Essity, a global hygiene and health company, has its U.S. headquarters in Charlotte. Under the brand name JOBST®, the company manufactures and sells compression garments for those with lymphedema. The JOBST® Bella™ armsleeves, gauntlets and gloves are particularly suited for those first entering into compression garments as well as post breast cancer intervention.
- JOBST® Bella™ Lite garments are designed for patients with mild to moderate lymphedema who are recently diagnosed, post-operative, or do not need the containment of a flat-knit garment. The lightweight fabric is breathable, comfortable, and easy to don – perfect for patients learning to make garment compliance part of their daily routine.
- JOBST® Bella™ Strong garments are the ready-to-wear solution for patients with moderate to severe lymphedema, but do not need the containment provided by a flat-knit custom garment. Bella™ Strong makes JOBST® quality available to many patients by offering a wide range of sizes and styles, two lengths, three different compression classes, and more accessible pricing.
- JOBST® FarrowWrap® Armsleeves are for mild to severe lymphedema patients who need a cost-effective solution that can adapt if their limb volume changes. FarrowWrap® uses patented Elastic Short-Stretch™ technology that gives the benefits of bandaging without the hassle. FarrowWrap® is perfect for patients with fluctuating edema who have difficulty donning traditional compression garments.
- Bellisse® is a ready-to-wear compression garment for the torso that is designed to promote healing after breast surgery. Many breast cancer patients develop lymphedema, and many others experience significant fibrosis. This makes it critical that health care professionals use tools to help prevent this complication.
You are NOT alone!
Breast cancer treatment is already overwhelming enough without having to worry about lymphedema on top of it all. Thankfully, there are many actions you can take to prevent or treat lymphedema after breast cancer, starting with this guide.

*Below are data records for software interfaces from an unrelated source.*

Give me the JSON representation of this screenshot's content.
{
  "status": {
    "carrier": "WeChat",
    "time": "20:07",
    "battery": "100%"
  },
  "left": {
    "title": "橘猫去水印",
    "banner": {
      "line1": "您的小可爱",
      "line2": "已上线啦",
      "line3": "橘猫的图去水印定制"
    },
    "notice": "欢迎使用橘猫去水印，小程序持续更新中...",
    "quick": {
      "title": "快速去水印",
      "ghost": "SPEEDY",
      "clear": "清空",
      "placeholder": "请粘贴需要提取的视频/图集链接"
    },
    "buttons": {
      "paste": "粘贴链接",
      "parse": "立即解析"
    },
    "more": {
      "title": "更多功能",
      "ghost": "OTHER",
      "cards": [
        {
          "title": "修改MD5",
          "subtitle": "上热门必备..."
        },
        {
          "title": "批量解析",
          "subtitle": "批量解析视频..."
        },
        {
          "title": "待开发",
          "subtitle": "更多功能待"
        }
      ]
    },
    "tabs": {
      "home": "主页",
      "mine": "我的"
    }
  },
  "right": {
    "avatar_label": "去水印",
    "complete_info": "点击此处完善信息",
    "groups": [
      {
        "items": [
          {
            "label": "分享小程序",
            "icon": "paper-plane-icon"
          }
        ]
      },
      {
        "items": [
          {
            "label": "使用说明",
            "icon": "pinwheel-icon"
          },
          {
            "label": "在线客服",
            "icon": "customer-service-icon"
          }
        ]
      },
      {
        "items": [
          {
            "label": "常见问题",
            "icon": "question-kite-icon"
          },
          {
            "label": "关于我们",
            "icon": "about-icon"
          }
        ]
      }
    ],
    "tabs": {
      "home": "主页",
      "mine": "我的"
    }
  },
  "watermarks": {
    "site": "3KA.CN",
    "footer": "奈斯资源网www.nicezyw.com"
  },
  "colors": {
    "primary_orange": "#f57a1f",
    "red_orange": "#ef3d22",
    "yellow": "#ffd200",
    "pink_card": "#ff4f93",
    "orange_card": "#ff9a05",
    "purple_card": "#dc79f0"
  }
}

To find out more about lymphedema and products for lymphedema, please go to www.jobst-usa.com. Additionally, visit ameswalker.com or a local durable medical equipment store to find the JOBST® Bella™ products.